I remember the night I wanted to use the nutcracker myself. Silver and jutted, it was a contraption I could barely get my hands around. I have no idea what changed in me, what made me want to be more like the adults at the table than the children. I remember standing up to get enough leverage on the nutcracker. Even with all my pressure on the walnut, I only created a fissure in the shell—just large enough from which to pry the meat loose. That was success. I ate as much walnut skin as nut meat. This led to coughing, thirst, and complaints about the lack of cake.

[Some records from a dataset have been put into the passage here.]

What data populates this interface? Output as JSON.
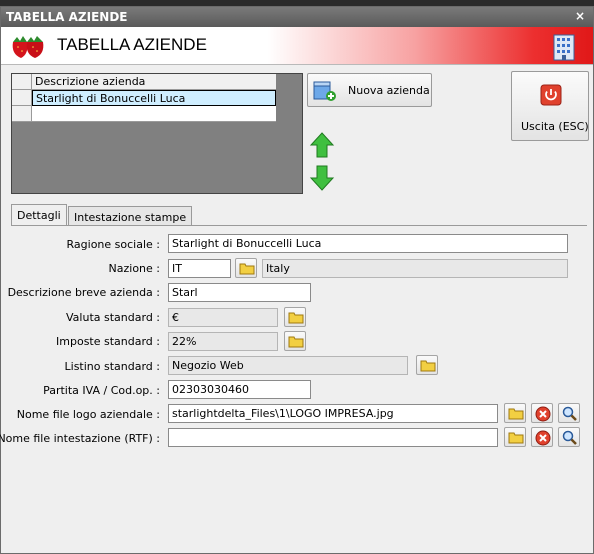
{
  "window": {
    "title": "TABELLA AZIENDE",
    "close_glyph": "×",
    "banner_title": "TABELLA AZIENDE",
    "icons": [
      "strawberry-logo-icon",
      "building-icon",
      "close-icon"
    ],
    "accent_color": "#e01818"
  },
  "grid": {
    "header": "Descrizione azienda",
    "rows": [
      "Starlight di Bonuccelli Luca",
      ""
    ]
  },
  "toolbar": {
    "new_company_label": "Nuova azienda",
    "exit_label": "Uscita (ESC)"
  },
  "tabs": [
    {
      "label": "Dettagli",
      "active": true
    },
    {
      "label": "Intestazione stampe",
      "active": false
    }
  ],
  "form": {
    "ragione_sociale": {
      "label": "Ragione sociale :",
      "value": "Starlight di Bonuccelli Luca"
    },
    "nazione": {
      "label": "Nazione :",
      "code": "IT",
      "name": "Italy"
    },
    "descrizione_breve": {
      "label": "Descrizione breve azienda :",
      "value": "Starl"
    },
    "valuta": {
      "label": "Valuta standard :",
      "value": "€"
    },
    "imposte": {
      "label": "Imposte standard :",
      "value": "22%"
    },
    "listino": {
      "label": "Listino standard :",
      "value": "Negozio Web"
    },
    "partita_iva": {
      "label": "Partita IVA / Cod.op. :",
      "value": "02303030460"
    },
    "logo_file": {
      "label": "Nome file logo aziendale :",
      "value": "starlightdelta_Files\\1\\LOGO IMPRESA.jpg"
    },
    "rtf_file": {
      "label": "Nome file intestazione (RTF) :",
      "value": ""
    }
  }
}
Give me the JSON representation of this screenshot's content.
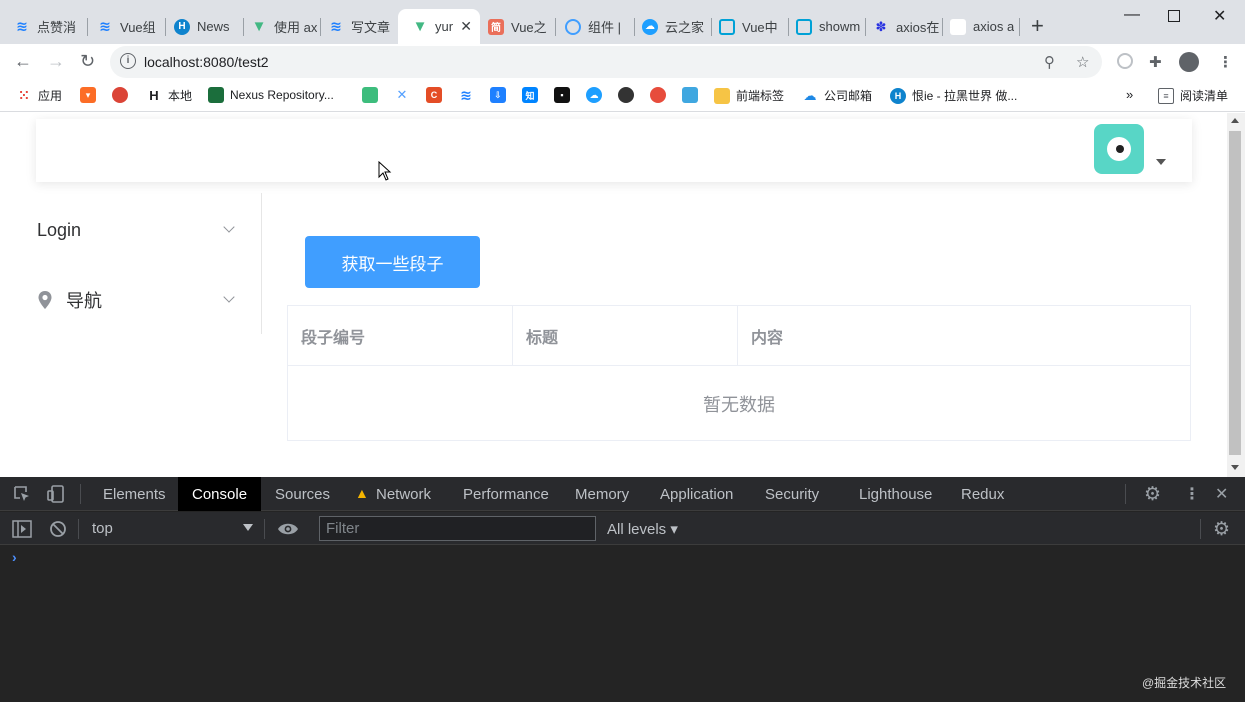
{
  "browser": {
    "tabs": [
      {
        "label": "点赞消",
        "favicon": "juejin-icon",
        "color": "#1e80ff"
      },
      {
        "label": "Vue组",
        "favicon": "juejin-icon",
        "color": "#1e80ff"
      },
      {
        "label": "News",
        "favicon": "hexo-icon",
        "color": "#0e83cd"
      },
      {
        "label": "使用 ax",
        "favicon": "vue-icon",
        "color": "#42b883"
      },
      {
        "label": "写文章",
        "favicon": "juejin-icon",
        "color": "#1e80ff"
      },
      {
        "label": "yur",
        "favicon": "vue-icon",
        "color": "#42b883",
        "active": true
      },
      {
        "label": "Vue之",
        "favicon": "jianshu-icon",
        "color": "#ea6f5a"
      },
      {
        "label": "组件 | ",
        "favicon": "element-icon",
        "color": "#409eff"
      },
      {
        "label": "云之家",
        "favicon": "cloud-icon",
        "color": "#1e9fff"
      },
      {
        "label": "Vue中",
        "favicon": "bilibili-icon",
        "color": "#00a1d6"
      },
      {
        "label": "showm",
        "favicon": "bilibili-icon",
        "color": "#00a1d6"
      },
      {
        "label": "axios在",
        "favicon": "baidu-icon",
        "color": "#2932e1"
      },
      {
        "label": "axios a",
        "favicon": "blank-page-icon",
        "color": "#ffffff"
      }
    ],
    "url": "localhost:8080/test2",
    "bookmarks": {
      "apps": "应用",
      "local": "本地",
      "nexus": "Nexus Repository...",
      "frontend": "前端标签",
      "mail": "公司邮箱",
      "hateie": "恨ie - 拉黑世界 做...",
      "reading_list": "阅读清单"
    }
  },
  "page": {
    "menu": {
      "login": "Login",
      "nav": "导航"
    },
    "fetch_button": "获取一些段子",
    "table": {
      "columns": [
        "段子编号",
        "标题",
        "内容"
      ],
      "empty_text": "暂无数据"
    }
  },
  "devtools": {
    "tabs": [
      "Elements",
      "Console",
      "Sources",
      "Network",
      "Performance",
      "Memory",
      "Application",
      "Security",
      "Lighthouse",
      "Redux"
    ],
    "active_tab": "Console",
    "context": "top",
    "filter_placeholder": "Filter",
    "levels": "All levels",
    "prompt": "›",
    "watermark": "@掘金技术社区"
  },
  "colors": {
    "primary": "#409eff",
    "avatar_bg": "#58d6c6",
    "devtools_bg": "#242424"
  }
}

My grandfather, who was dark and stooped, chose a pear from the bowl. He held the pear in one hand, deep in his palm. And with his other, he held a knife close to the blade. With the blade pressed to the pear, he turned the fruit. He kept the knife perfectly still. I thought it was magic. Streamers of light green spun onto his plate. He sliced a piece of pear and he offered it to me. The pear, still on the blade, skated in its juice. I was careful not to cut myself as I lifted the fruit from the knife. My little thumb touched his big one. I remember feeling the hard ridges of his thumb compared to the soft flesh of the pear. I placed the pear on my tongue and closed my mouth around it. I chewed but didn’t need to. It melted on my tongue into a serum of pleasure. Sweet, earthy, more like cream than pulp.
My grandfather died not long after that dinner.
I don’t remember that dinner for the moment I first felt the desire to be independent, the desire to do things on my own; I don’t remember it for the moment I discovered pears and how much I loved eating them—although both firsts are true. I remember that dinner as the moment my grandfather reached across the abyss of our years, fed me with love and gave me what was to be my only memory of him.
His jeans were cowboy style. Wranglers or the like. Each back pocket sported a gold-stitched vee, making them unadorned by today’s couture standards of denim. These same jeans could be found in the boys’ section of Sears that advertised, “for your rugged little tyke.” They sagged in the seat and pulled across his thighs. Ironed flat, these jeans looked new. His belt, thick and tan, was cheap to the touch. But from afar, its discoloration from age was often mistaken for the unevenness of real leather. The buckle was a classic loop rather than a solid brass statement. His saddle shoes matched the exact color of his belt. The brown tee shirt, which he wore tucked in and pressed, read Harrys’ Sports. No one ever noticed the typo or the faded stains under his armpits. What they noticed was the dancing pig wearing a football helmet and a catcher’s mitt, the dialogue bubble reading, “come play with me, babe.”